“Both the South African liberation movement and the Palestinian Liberation Organisation declared that our individual freedoms are indivisibly linked with each other: that South African cannot be free until Palestine is liberated. This is the enduring story of solidarity among the oppressed throughout the ages,” he wrote.

In taking a swipe at “defenders of Zionism”, Nzimande accused them for ignoring what he described as a sordid history of Israel’s close ties with the Apartheid state — secret arms deals, the co-operation of their security and intelligence services, their respective nuclear weapons programmes.

“The Israeli Uzi gun, which was widely issued to the notorious KwaZulu Police (KZP) of the KwaZulu Bantustan and also given to warlords wreaking havoc in KwaZulu-Natal in the 1980s into the 1990s, stand as one of the grim reminders of the murderous collaboration between the Israeli Zionist state and the apartheid regime”.

The minister’s firm critique also disputed Israel’s claim to be a democracy. It cannot be one if it commits acts of terror and genocide against an entire nation, he wrote.

“Our shared history with the oppressed peoples of the world makes it impossible for us to be neutral: the suffering of the Palestinian people is a suffering for all of us.”

It is for this reason that the government of South Africa correctly filed an application with the International Court of Justice (ICJ) against Israel for crimes against humanity — doing so in terms of the Convention on the Prevention and Punishment of the Crime of Genocide.

Earlier this year, the ICJ determined that Israel’s actions in Gaza “are plausibly genocidal” and has indicated provisional measures on that basis, he wrote.

The minister didn’t spare South Africa’s opposition party, the Democratic Alliance (DA) either. He wrote that the co-ordinated attacks on South Africa for standing up to Zionist aggression in Palestine have exposed the hypocrisy and double-standards of “the collective West and its South African surrogates like the DA”.

“It is simply outrageous that these states that claim to be defenders of democratic values and freedom are actively conniving with each other to defend Zionist aggression and neutralise any international effort to call them to justice”.

According to him, the collective “West” is not the voice of the majority of “the international community”.

“The peoples of Palestine know their plight is heard and echoed by the overwhelming majority of people on this planet, from the vast African continent to Latin America, Eurasia, and all of the developing world.”

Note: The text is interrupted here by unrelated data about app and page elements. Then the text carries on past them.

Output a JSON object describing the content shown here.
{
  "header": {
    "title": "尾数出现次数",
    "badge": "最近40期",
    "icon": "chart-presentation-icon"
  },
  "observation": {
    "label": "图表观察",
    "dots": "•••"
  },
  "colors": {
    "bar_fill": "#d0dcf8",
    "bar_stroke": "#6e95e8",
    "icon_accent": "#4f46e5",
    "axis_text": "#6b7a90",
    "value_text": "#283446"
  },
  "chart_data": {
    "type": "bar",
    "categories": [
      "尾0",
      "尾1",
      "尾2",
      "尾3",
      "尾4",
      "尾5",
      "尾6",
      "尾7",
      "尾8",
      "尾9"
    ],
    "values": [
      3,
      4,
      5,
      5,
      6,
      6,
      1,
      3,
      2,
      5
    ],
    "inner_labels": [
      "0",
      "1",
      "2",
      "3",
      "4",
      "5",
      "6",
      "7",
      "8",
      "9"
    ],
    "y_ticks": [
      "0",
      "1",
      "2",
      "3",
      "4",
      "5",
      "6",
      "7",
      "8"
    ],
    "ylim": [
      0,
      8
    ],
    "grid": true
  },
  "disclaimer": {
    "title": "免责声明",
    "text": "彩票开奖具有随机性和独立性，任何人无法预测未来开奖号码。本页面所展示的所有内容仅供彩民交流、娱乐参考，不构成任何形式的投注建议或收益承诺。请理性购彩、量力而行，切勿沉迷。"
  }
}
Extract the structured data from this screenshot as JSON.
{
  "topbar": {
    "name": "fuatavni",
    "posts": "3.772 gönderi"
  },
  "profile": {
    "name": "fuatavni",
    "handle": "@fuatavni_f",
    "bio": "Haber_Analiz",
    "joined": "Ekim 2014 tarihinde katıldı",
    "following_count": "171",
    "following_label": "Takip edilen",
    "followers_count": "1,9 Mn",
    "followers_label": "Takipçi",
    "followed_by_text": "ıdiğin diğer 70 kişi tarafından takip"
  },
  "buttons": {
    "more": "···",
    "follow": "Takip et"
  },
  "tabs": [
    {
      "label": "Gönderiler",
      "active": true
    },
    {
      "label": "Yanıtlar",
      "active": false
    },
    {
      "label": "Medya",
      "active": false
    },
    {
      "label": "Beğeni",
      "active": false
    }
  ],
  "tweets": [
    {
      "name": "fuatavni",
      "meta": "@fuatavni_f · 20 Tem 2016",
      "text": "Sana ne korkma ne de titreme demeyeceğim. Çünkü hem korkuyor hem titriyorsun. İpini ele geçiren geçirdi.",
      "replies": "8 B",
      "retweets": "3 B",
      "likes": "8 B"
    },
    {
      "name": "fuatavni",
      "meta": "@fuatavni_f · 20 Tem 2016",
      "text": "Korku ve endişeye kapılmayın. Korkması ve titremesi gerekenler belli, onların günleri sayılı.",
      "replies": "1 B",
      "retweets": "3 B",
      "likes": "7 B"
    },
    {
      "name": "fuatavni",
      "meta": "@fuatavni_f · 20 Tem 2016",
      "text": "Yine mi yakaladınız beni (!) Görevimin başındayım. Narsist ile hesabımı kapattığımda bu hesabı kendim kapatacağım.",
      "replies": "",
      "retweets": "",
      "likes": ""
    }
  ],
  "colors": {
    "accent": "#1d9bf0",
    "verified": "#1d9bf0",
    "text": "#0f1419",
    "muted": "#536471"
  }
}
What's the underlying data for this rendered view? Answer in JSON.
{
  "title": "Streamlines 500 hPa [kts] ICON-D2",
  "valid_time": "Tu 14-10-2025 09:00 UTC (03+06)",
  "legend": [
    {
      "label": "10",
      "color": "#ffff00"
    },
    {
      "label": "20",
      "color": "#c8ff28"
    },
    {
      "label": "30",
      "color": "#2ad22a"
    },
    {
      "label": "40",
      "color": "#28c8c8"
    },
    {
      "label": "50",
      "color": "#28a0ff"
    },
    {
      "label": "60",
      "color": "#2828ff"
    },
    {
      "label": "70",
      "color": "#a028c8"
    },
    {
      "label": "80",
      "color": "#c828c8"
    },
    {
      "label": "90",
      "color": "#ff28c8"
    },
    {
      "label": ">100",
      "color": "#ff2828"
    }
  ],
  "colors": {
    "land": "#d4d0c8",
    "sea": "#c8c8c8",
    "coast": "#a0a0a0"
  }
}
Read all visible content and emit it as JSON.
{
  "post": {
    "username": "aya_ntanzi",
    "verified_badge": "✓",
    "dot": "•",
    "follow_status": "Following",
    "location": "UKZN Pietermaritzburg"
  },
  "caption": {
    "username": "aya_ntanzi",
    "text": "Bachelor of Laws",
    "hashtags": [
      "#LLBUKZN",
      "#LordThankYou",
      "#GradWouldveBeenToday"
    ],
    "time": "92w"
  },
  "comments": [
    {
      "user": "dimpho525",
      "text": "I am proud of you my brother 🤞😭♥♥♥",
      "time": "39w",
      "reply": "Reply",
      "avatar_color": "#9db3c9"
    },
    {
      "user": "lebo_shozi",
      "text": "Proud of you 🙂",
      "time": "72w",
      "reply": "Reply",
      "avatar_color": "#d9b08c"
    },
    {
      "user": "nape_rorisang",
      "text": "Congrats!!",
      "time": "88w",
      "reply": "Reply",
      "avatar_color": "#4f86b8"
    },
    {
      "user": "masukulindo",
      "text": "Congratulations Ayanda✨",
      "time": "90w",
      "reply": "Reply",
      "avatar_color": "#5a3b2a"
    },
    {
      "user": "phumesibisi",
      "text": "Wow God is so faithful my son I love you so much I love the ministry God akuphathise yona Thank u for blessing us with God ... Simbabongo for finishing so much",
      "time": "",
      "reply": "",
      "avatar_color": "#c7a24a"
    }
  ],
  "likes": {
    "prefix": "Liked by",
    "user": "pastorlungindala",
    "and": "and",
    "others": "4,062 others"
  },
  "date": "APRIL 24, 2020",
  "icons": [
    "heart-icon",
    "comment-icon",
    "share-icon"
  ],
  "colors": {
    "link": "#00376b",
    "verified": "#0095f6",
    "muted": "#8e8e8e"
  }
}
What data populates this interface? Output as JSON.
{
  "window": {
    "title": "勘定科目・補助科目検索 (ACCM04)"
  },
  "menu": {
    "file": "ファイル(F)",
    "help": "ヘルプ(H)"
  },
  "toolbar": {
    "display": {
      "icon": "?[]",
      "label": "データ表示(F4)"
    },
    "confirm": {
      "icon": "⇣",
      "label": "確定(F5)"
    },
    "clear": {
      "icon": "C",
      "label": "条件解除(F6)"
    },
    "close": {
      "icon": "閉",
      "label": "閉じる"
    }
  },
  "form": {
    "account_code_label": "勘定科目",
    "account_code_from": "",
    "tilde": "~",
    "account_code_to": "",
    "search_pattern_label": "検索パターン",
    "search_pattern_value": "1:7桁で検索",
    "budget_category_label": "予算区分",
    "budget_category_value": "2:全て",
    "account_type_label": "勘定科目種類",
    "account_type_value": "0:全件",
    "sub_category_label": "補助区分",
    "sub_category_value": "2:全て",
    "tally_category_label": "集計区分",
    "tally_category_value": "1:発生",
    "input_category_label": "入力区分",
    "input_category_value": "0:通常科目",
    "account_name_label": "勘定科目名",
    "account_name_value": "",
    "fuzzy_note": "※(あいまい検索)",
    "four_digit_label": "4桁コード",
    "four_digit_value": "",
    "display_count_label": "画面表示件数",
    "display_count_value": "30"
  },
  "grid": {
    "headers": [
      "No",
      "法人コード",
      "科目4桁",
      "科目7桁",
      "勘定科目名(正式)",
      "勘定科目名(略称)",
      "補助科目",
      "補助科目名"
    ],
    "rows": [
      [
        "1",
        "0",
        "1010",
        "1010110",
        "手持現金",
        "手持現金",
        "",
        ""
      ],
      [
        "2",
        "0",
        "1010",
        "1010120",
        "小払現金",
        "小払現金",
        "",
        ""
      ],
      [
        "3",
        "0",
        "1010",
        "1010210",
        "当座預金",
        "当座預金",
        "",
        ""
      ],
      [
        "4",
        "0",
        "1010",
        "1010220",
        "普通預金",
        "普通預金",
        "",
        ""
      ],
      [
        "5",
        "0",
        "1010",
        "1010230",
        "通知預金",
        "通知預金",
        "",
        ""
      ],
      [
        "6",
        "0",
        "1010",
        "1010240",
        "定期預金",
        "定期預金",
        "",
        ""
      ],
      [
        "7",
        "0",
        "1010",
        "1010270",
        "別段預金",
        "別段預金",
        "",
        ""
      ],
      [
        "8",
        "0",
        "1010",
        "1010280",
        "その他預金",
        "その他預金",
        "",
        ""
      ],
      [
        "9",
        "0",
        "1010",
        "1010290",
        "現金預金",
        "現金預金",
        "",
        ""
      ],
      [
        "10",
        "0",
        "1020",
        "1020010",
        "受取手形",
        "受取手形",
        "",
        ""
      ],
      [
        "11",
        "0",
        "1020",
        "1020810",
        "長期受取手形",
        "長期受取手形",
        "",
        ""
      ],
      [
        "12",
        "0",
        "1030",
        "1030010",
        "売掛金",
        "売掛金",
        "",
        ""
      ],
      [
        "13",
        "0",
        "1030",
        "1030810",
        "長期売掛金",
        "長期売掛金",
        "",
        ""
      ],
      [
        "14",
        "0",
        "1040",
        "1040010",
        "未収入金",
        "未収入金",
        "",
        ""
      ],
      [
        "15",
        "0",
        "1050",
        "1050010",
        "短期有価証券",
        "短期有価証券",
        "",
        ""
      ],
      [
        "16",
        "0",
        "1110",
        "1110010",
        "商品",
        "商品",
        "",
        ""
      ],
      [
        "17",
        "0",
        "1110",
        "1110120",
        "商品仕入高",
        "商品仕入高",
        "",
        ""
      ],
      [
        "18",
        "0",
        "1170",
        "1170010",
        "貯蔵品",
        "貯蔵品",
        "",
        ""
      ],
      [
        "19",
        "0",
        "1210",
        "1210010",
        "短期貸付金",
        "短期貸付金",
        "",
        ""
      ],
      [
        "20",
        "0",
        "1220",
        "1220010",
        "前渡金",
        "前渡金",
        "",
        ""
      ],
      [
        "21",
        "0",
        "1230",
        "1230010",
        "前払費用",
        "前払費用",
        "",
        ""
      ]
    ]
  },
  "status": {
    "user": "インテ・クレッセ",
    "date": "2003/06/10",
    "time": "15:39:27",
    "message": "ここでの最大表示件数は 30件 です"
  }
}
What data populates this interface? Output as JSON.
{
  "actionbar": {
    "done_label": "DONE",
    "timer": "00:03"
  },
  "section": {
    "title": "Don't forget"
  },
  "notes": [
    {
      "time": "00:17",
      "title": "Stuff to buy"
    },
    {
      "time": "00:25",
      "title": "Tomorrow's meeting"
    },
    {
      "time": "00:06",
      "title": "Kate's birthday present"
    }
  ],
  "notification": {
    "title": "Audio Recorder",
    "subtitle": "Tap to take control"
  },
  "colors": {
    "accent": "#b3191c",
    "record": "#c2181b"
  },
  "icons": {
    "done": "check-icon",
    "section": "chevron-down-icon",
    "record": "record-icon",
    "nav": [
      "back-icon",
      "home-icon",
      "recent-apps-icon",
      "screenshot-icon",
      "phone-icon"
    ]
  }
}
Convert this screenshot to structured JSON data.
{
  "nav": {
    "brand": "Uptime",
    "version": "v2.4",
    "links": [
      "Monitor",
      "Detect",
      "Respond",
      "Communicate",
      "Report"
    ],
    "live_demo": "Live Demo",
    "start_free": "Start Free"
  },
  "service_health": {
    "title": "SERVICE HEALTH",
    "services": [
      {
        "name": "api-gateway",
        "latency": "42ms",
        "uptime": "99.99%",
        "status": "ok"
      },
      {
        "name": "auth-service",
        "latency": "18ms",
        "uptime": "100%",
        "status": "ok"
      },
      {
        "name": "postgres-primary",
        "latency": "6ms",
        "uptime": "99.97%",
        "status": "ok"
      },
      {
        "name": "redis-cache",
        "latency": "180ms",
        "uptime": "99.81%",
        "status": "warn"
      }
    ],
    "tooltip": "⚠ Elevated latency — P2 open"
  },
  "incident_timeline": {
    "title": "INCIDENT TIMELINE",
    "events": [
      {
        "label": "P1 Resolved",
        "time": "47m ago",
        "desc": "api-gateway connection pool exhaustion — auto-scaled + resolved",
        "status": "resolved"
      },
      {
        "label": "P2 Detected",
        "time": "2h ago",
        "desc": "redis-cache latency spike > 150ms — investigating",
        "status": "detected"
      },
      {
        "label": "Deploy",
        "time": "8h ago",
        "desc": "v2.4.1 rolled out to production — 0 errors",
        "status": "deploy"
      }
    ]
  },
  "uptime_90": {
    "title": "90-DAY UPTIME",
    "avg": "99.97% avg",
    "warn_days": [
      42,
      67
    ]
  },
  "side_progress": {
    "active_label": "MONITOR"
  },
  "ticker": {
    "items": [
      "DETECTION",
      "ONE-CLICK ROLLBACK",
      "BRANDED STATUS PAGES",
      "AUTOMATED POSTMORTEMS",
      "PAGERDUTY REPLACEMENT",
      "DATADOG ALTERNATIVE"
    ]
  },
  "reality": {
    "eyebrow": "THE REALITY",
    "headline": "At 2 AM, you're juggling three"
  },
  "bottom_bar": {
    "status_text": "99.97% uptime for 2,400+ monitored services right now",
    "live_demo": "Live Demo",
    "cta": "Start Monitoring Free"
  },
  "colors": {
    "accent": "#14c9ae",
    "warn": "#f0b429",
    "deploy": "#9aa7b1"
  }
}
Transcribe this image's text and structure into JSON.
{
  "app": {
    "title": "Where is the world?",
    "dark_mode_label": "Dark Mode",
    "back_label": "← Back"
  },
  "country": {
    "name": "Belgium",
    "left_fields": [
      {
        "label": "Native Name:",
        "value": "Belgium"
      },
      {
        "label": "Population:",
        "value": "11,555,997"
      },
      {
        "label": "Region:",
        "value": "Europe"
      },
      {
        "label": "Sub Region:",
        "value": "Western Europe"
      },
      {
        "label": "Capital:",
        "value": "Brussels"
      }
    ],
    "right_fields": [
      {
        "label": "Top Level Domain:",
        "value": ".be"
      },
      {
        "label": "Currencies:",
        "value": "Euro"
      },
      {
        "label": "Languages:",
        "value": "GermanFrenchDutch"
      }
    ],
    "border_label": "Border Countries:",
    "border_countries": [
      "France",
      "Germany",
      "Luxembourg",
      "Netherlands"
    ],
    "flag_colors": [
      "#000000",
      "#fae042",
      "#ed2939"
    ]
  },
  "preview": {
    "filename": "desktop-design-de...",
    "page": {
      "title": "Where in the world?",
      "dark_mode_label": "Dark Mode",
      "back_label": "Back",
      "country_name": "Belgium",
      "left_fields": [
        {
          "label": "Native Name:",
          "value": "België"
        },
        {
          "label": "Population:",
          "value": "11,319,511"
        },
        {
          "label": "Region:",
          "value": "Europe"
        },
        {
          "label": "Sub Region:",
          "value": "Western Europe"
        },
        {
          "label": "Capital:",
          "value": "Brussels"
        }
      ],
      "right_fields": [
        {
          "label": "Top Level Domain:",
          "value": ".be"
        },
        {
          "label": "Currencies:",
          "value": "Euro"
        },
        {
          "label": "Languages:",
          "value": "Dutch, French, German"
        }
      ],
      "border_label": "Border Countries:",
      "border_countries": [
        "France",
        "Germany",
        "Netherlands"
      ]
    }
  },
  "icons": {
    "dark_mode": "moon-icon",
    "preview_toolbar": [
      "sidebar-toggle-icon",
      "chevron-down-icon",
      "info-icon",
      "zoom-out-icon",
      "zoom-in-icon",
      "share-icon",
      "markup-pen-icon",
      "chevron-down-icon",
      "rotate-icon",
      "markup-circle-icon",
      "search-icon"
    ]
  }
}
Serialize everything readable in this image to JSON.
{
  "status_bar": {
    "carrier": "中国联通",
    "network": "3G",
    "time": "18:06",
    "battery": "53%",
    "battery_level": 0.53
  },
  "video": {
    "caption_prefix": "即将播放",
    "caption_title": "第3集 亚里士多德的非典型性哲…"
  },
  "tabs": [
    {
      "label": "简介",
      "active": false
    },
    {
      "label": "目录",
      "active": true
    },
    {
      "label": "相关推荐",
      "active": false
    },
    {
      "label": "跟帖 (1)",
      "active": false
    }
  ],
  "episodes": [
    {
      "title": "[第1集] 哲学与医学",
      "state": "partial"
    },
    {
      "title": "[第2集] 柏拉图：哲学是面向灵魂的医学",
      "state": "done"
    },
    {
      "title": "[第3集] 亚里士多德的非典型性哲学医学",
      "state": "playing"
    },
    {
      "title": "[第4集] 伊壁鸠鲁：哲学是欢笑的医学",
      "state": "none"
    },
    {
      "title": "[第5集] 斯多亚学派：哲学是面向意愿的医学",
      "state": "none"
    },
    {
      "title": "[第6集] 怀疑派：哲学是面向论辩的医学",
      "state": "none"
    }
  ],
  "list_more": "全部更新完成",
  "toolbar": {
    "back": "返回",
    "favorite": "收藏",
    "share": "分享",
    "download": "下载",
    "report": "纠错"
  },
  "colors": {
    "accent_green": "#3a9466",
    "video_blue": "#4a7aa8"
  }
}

In his further reference to the University of Stellenbosch, he stated that its “repugnant decision” reflected a failure by the Senate to embrace an opportunity to speak out against the mass murder and dispossession of the oppressed Palestinians, including the murder of fellow academics.

Nzimande made a call on all progressive members of council, alumni, workers, and the student leadership to reverse “this morally bankrupt and profoundly racist decision”.

“The call for a stance against Israeli genocide and solidarity with the plight of Palestinians is not only pertinent to Stellenbosch University, but for all our public universities to boldly take a stand on this issue for which there cannot be any neutrality”.

He hoped that all 26 public universities in South Africa, will make their voices heard – like many across the world.

“This is not a time for moral cowardice,” he concluded.

Iqbal Jassat is an Executive Member of the South Africa-based Media Review Network. He contributed this article to The Palestine Chronicle.